Table 9 shows the estimated coefficients of the linear regression model, where ‘Gear (Pinion) height’, ‘PTU housing measurement’, and ‘Manual adjustment’ are the predictors. The term ‘Estimate’ indicates the relative importance (coefficient value) of the predictors in the model. The predictor ‘PTU housing measurement’ is the most important of the three predictors.
‘SE’ is the standard deviation of the estimate and indicates the standard error of the coefficients, which represents the model’s ability to estimate coefficient values. A lower SE indicates a better estimate. In Table 9, the SE is small, meaning that the model accurately estimated the values of the coefficients.
‘tStat’ is used to determine whether a null hypothesis should be accepted or rejected by measuring the precision of measurement estimates. ‘Null hypothesis’ indicates that there is no relationship between the input and the output. The higher the tStat value, the more significant the estimate is in the regression model. Thus, the null hypothesis can be rejected because tStat is high.

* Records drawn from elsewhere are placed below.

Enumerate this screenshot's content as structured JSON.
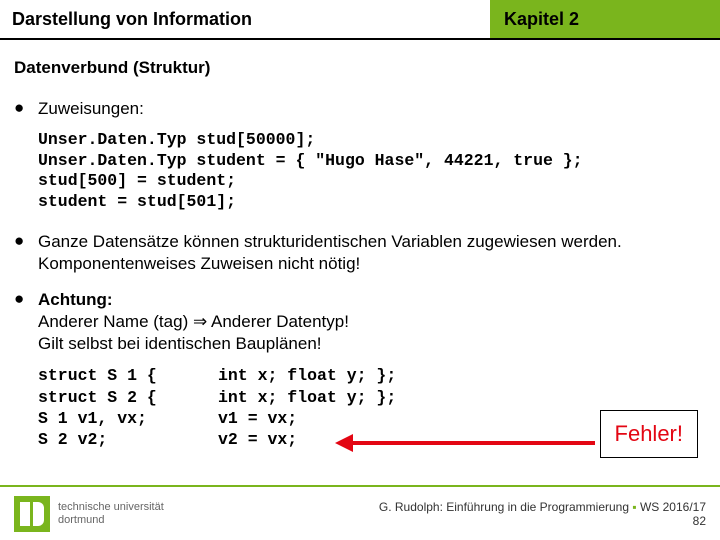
{
  "header": {
    "left": "Darstellung von Information",
    "right": "Kapitel 2"
  },
  "subtitle": "Datenverbund (Struktur)",
  "bullets": {
    "b1": "Zuweisungen:",
    "b2": "Ganze Datensätze können strukturidentischen Variablen zugewiesen werden. Komponentenweises Zuweisen nicht nötig!",
    "b3_strong": "Achtung:",
    "b3_l2a": "Anderer Name (tag) ",
    "b3_l2b": " Anderer Datentyp!",
    "b3_l3": "Gilt selbst bei identischen Bauplänen!"
  },
  "code1": "Unser.Daten.Typ stud[50000];\nUnser.Daten.Typ student = { \"Hugo Hase\", 44221, true };\nstud[500] = student;\nstudent = stud[501];",
  "code2": {
    "r1c1": "struct S 1 {",
    "r1c2": "int x; float y; };",
    "r2c1": "struct S 2 {",
    "r2c2": "int x; float y; };",
    "r3c1": "S 1 v1, vx;",
    "r3c2": "v1 = vx;",
    "r4c1": "S 2 v2;",
    "r4c2": "v2 = vx;"
  },
  "fehler": "Fehler!",
  "logo": {
    "line1": "technische universität",
    "line2": "dortmund"
  },
  "footer": {
    "text": "G. Rudolph: Einführung in die Programmierung ",
    "sep": "▪",
    "sem": " WS 2016/17",
    "page": "82"
  }
}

The ‘P-value’ in the linear regression analysis indicates whether the null hypothesis can be rejected. In this study, the null hypothesis can be rejected if the p-value is low. Additionally, there is a high correlation between the input and the output.
In Table 9, all p-values are 0, indicating that predictors are highly correlated with the response.
For Area D, Phase 2 is the most suitable method because Phase 1 could not be implemented.
The ‘Serial number’ column was checked for duplicate instances of a PTU unit, and a duplicate instance was created if a fault were present. The faulty item was repaired, and the same ‘serial number’ was provided. In Phase 1, analysis was performed on faults with station codes 90 and 110. A total of 3,930 items with station codes 90 and 110 were found to be faulty. Out of these 3930 faulty items, only 360 items with the same ‘serial number’ were repaired. According to discussions with experts in this field, PTUs with faults can be assigned new ‘Serial numbers’, or can be considered scrap.
Phase 2 was not implemented in this area because it is not necessary to use ML to find duplicate instances within a given set of numbers; traditional statistics are sufficient for this purpose. ML is necessary the following cases :
A task that is too complex for a human to solve
A task requiring large amounts of memory
A task requiring adaptivity
Therefore, for Area E, Phase 1 is the best suited method.
Phase 1 was implemented to find the error distribution. The relationship between faults and measurements follows a Gaussian distribution, except for ‘housing measurement from loading house/measuring house’, which has a large bar at 59. We assume that the data were equivalent to 59 and not due to a programming error. After double-checking, it was confirmed that these data were correct. The error distribution of the ‘PTU housing measurement’ is shown in Fig. 6. At a threshold of 103.58, the error rate is high. Conversely, the error rate decreases below a threshold of 103.68.
Phase 2 was not implemented for the same reason stated in Area E; therefore, Phase 1 is the most suitable method for Area F.